BY RICHARD CAWLEY
Millwall manager Neil Harris felt it was a case of a point gained – rather than two dropped – after tonight’s 0-0 draw with QPR.
A stop-start contest – perhaps reflecting the fact that both clubs are not clear of the Championship survival dogfight, ended with a lack of huge incident.
But Millwall managed to edge themselves two points clear of Rotherham United, who occupy the final relegation spot.
Harris said: “It was a point gained, really. We didn’t really do enough to win the game – neither team did.
“Any of you local London reporters who thought QPR might turn up and get rolled over at The Den – that got dispelled in the first 10 minutes with the tackles flying in on the pitch.
“It was a great derby, played at a real tempo. It certainly lacked quality at times because of the pace of the game. We weren’t quite inventive enough in the final third – the moments of quality we had at the weekend – to cause QPR big problems.
“I’m delighted with the goalkeeper, my back four – the whole team – with different characteristics to Saturday. They are probably the biggest team we have faced this year, maybe barring Boro, and we had to stand strong to the direct play, long throws and set-plays. And we did, we managed that.
“To get two clean sheets in a row at this stage of the season was pleasing. It’s pushed us up the table again, which is a real positive, looking at the results.
“Every point is going to be important.”
Harris felt that Lee Gregory was pulled back by Joel Lynch as he raced on to Ryan Tunnicliffe’s ball over the top.
Referee John Brooks – booed off at the break due to a number of his calls – did not see it as a foul.
“I felt in the first half things went against us with the referee,” said Harris. “We can’t control them. I’ve not come up to complain about the ref or moan about the ref.
“I thought it was two teams who certainly didn’t want to get beaten. QPR certainly had a reaction to Saturday, John [Eustace, caretaker boss] will be really proud of his players.
“I’ll look at the positives for my team.
“I thought it [the Gregory incident] was a foul. I’ve seen it back from various angles and the more you see it the more we can debate things. But sometimes you’re better seeing things real-time with a football brain.

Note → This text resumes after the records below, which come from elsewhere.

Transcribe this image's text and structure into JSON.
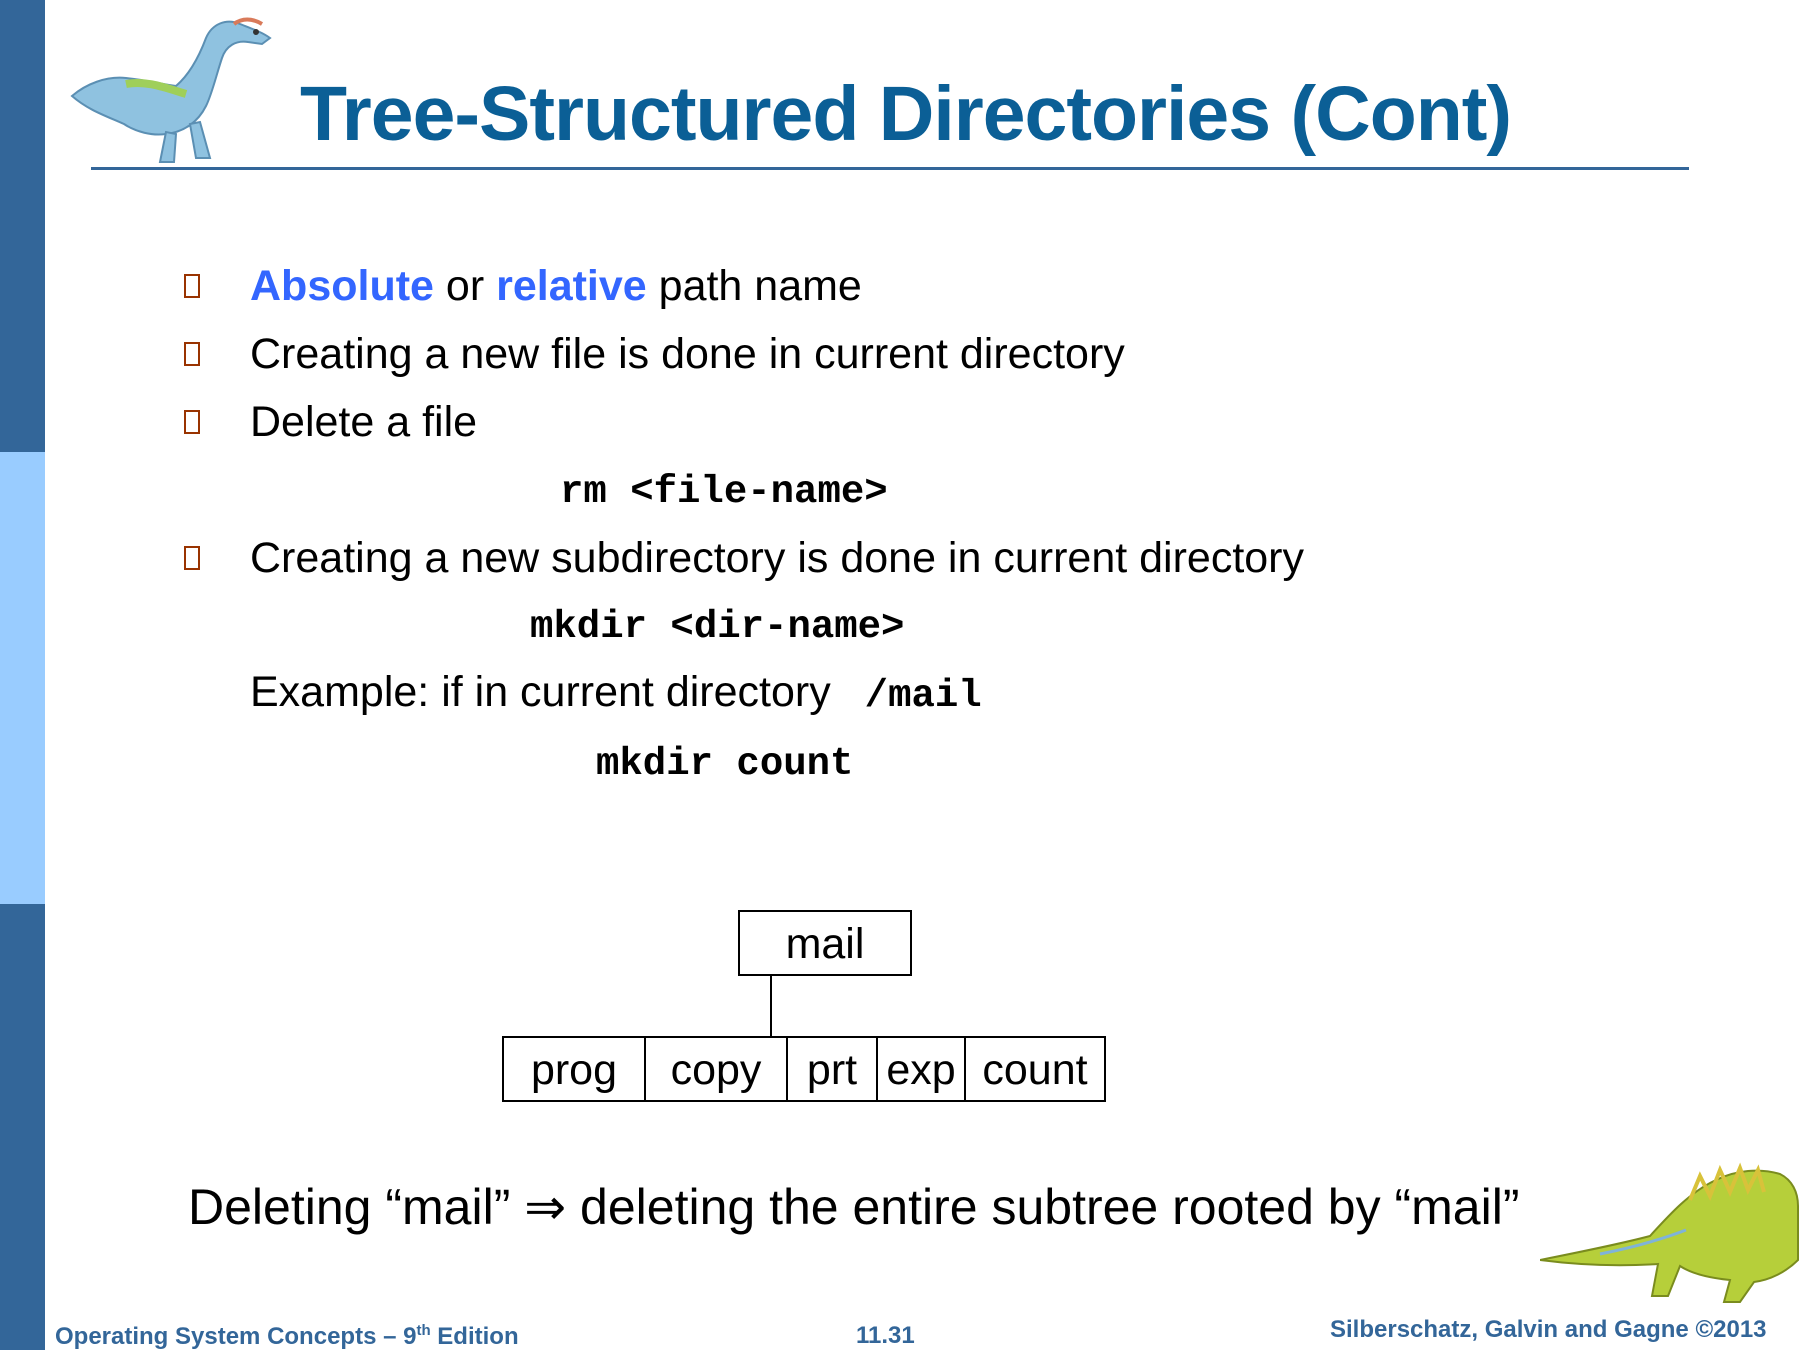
{
  "slide": {
    "title": "Tree-Structured Directories (Cont)",
    "bullets": [
      {
        "kw1": "Absolute",
        "mid": " or ",
        "kw2": "relative",
        "rest": " path name"
      },
      {
        "text": "Creating a new file is done in current directory"
      },
      {
        "text": "Delete a file"
      },
      {
        "text": "Creating a new subdirectory is done in current directory"
      }
    ],
    "commands": {
      "rm": "rm <file-name>",
      "mkdir": "mkdir <dir-name>",
      "example_label": "Example:  if in current directory ",
      "example_path": "/mail",
      "example_cmd": "mkdir count"
    },
    "tree": {
      "root": "mail",
      "children": [
        "prog",
        "copy",
        "prt",
        "exp",
        "count"
      ]
    },
    "bottom_statement": {
      "q_open1": "“",
      "w1": "mail",
      "q_close1": "”",
      "pre": "Deleting ",
      "arrow": "⇒",
      "mid": " deleting the entire subtree rooted by ",
      "w2": "mail"
    }
  },
  "footer": {
    "left_main": "Operating System Concepts  – 9",
    "left_sup": "th",
    "left_tail": " Edition",
    "page": "11.31",
    "right": "Silberschatz, Galvin and Gagne ©2013"
  },
  "colors": {
    "title": "#0b5f96",
    "keyword": "#3366ff",
    "bullet": "#993300",
    "sidebar_dark": "#336699",
    "sidebar_light": "#99ccff"
  },
  "icons": [
    "dinosaur-top-left",
    "dinosaur-bottom-right"
  ]
}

“I said to the referee afterwards that anytime a player gets between the ball and a player and there is contact, there has to be a foul. If there is a coming together, it’s a foul. It doesn’t matter if he is last man or first man at the other end – it doesn’t matter.”
Asked if Lynch should have seen red, Harris replied: “Again, debatable. If it’s accidental, it is a red card? I don’t know, I don’t make the rules. I’m not quite sure who makes the rules anymore.
“What I will say is they went down the other end and James Meredith makes a great last-ditch tackle, which I think would have incensed the locals if that had gone in.”
At half-time results elsewhere meant that Millwall were in the bottom three.
Not that Harris had any inkling what was going on at other grounds. By full-time things had taken a better twist with Reading, Rotherham and Wigan all failing to hold on to leads.
“No, because you can’t control them,” said the Lions chief – when asked if he sought out the scores at the break. “I’m pleased I’m in the changing room and not sitting with you guys [in the press box] and worrying about what’s going on.
“I have to keep focused on us trying to win games. And being hard to beat, my team was hard to beat tonight.
“On the back of two tough home games, tough in different ways, four points is a good return.”